During this past week, the press was full of then and now stories about the Tiananmen Square massacre in 1989, some 20 years ago (example here). The following account tells the story of Prof. Chen, who was involved with the protests and then later purged by the Chinese authorities. He later emigrated to Canada [emphasis mine]:

Prof. Chen also was silent. The only way he was able to escape the memories of June 4 was, in some ways, by returning to China.

His prime motivation for moving back was for his children to be educated in a more competitive environment. “I don't think they can compete with Chinese children who study 12 hours a day, seven days a week,” Prof. Chen said, laughing.

What do these stories tell us or the media? Should the West maintain its focus on human rights in dealing with foreign countries? Or are has China and the Chinese changed so much in the last 20 that a purged professor feels compelled to return because he believes that the western education system is too soft? Who is more Darwinian and who are the true capitalists now?

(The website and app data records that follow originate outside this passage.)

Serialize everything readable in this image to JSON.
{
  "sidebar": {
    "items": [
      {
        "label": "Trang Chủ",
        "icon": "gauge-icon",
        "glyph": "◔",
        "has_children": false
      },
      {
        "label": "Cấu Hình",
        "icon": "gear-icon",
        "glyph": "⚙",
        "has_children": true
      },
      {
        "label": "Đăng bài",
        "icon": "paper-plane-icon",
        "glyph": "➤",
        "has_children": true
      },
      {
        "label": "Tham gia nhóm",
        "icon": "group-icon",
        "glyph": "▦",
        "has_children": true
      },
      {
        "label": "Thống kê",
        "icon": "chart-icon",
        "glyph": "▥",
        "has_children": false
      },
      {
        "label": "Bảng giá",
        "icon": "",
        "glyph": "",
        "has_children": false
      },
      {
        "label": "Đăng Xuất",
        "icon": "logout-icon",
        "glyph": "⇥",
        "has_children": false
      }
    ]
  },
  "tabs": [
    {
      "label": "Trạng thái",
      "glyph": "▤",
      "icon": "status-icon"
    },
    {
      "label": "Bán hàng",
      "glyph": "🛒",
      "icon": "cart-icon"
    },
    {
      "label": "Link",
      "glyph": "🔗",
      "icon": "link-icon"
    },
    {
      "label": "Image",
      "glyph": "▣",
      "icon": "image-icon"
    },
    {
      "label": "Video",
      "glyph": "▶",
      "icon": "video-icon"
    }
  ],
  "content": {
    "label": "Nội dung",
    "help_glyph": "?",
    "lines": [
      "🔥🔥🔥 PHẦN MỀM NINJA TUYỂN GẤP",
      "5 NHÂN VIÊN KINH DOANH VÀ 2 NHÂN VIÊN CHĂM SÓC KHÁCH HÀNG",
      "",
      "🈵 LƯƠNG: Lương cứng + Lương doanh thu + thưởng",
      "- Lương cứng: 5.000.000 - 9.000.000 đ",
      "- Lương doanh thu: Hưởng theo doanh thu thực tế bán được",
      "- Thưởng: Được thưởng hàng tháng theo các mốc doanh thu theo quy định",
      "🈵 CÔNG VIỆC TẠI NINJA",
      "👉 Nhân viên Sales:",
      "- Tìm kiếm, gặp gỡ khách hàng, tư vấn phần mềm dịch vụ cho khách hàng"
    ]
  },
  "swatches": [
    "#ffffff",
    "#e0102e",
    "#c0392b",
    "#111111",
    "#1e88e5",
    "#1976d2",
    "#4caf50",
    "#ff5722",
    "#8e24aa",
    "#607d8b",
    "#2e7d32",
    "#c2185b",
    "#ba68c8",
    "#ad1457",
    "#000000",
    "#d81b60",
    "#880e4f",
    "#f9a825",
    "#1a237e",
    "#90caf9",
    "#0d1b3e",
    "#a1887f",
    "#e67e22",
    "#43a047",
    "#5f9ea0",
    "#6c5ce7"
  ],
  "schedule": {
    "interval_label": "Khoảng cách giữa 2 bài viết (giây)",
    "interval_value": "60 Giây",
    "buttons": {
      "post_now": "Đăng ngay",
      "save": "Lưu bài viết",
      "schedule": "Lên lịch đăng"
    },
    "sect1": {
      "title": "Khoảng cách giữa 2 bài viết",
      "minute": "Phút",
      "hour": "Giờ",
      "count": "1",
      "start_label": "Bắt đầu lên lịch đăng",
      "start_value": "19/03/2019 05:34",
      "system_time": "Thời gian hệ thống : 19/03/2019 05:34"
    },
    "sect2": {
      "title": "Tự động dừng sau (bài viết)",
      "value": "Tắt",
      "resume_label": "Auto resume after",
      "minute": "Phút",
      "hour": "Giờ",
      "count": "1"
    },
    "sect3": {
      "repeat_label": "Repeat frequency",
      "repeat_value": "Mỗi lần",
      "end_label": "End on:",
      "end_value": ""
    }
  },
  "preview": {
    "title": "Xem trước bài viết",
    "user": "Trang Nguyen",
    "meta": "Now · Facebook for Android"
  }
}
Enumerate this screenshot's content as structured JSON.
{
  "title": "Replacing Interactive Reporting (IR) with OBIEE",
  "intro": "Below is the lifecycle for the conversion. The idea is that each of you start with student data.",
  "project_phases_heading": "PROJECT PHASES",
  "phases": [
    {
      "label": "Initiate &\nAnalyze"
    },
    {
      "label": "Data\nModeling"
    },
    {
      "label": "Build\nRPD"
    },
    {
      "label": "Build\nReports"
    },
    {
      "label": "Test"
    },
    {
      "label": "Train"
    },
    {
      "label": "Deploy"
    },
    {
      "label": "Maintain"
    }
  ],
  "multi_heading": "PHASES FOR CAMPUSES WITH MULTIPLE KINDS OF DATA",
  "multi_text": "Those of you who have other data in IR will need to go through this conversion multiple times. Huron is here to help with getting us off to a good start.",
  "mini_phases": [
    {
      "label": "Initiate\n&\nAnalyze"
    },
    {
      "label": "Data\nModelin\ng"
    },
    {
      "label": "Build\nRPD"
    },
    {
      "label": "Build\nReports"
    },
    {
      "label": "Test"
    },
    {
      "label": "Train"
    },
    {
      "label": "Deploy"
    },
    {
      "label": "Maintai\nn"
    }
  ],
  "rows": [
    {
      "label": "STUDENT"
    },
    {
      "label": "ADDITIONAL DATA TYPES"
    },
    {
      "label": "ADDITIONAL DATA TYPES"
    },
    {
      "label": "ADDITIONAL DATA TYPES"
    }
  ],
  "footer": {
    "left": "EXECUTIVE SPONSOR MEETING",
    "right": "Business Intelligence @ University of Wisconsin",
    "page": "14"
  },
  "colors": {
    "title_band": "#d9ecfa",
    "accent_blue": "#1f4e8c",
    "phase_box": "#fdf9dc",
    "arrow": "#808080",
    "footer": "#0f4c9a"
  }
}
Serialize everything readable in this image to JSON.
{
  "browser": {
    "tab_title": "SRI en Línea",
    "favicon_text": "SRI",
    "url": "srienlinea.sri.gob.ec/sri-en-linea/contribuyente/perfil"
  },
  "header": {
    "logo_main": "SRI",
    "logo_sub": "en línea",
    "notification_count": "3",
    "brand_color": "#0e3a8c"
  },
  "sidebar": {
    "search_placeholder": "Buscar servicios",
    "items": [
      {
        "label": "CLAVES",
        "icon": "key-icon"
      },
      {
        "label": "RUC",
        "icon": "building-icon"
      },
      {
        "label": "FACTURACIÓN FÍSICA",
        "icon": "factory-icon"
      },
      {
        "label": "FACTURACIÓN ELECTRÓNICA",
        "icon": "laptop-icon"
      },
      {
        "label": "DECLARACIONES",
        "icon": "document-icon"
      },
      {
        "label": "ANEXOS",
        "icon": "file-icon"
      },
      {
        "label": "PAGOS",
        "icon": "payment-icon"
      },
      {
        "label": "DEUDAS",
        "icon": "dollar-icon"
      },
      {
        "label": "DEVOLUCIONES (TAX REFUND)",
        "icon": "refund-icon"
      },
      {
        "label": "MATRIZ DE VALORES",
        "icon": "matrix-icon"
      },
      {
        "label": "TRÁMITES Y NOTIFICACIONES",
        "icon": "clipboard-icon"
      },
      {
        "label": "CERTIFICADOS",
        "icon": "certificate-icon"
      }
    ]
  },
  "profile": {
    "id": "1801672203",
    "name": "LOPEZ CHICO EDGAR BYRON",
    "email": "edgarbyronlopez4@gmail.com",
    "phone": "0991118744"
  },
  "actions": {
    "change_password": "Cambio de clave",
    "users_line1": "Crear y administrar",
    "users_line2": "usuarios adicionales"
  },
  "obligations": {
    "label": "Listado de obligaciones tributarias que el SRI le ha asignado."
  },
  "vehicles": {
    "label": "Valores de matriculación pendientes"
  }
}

Hedge fund regulation
Consider this new, ah, innovation in hedge fund investing:

Richard W. Fields says he has come up with a win-win financial strategy for the downturn. He is investing in lawsuits.

Not in trip-and-fall cases, mind you, but in disputes that are far larger, more costly and potentially more lucrative, often pitting major corporations against each other.

Mr. Fields is chief executive of Juridica Capital Management, which runs a fund that invests in one side of a lawsuit in exchange for a share of any winnings, The New York Times’s Jonathan D. Glater writes.

Does this demonstrate that hedgies are total amoral beings who will do anything for a profit? Or amidst the calls for greater hedge fund regulation, does this story demonstrates the utter futility of trying to regulate hedge funds as they are testaments to the power of innovation and human ingenuity?

There are no right answers. The answers only tell you something about your own nature.

1 comment:

John Corbit said...

While I agree with the overall point of the piece on China and Tianamen Square, I am compelled to note a horrendous moment in my life as an Ivy League university professor. In the spring of 1970 US soldiers were on the Kent State University campus, where they opened fire on students, some protesting, others just walking to class. This was the government sending a message. The message was received, and while the the media overlooks this autrocity, it is noteworthy that such protest as was common in the 60s has not occurred again.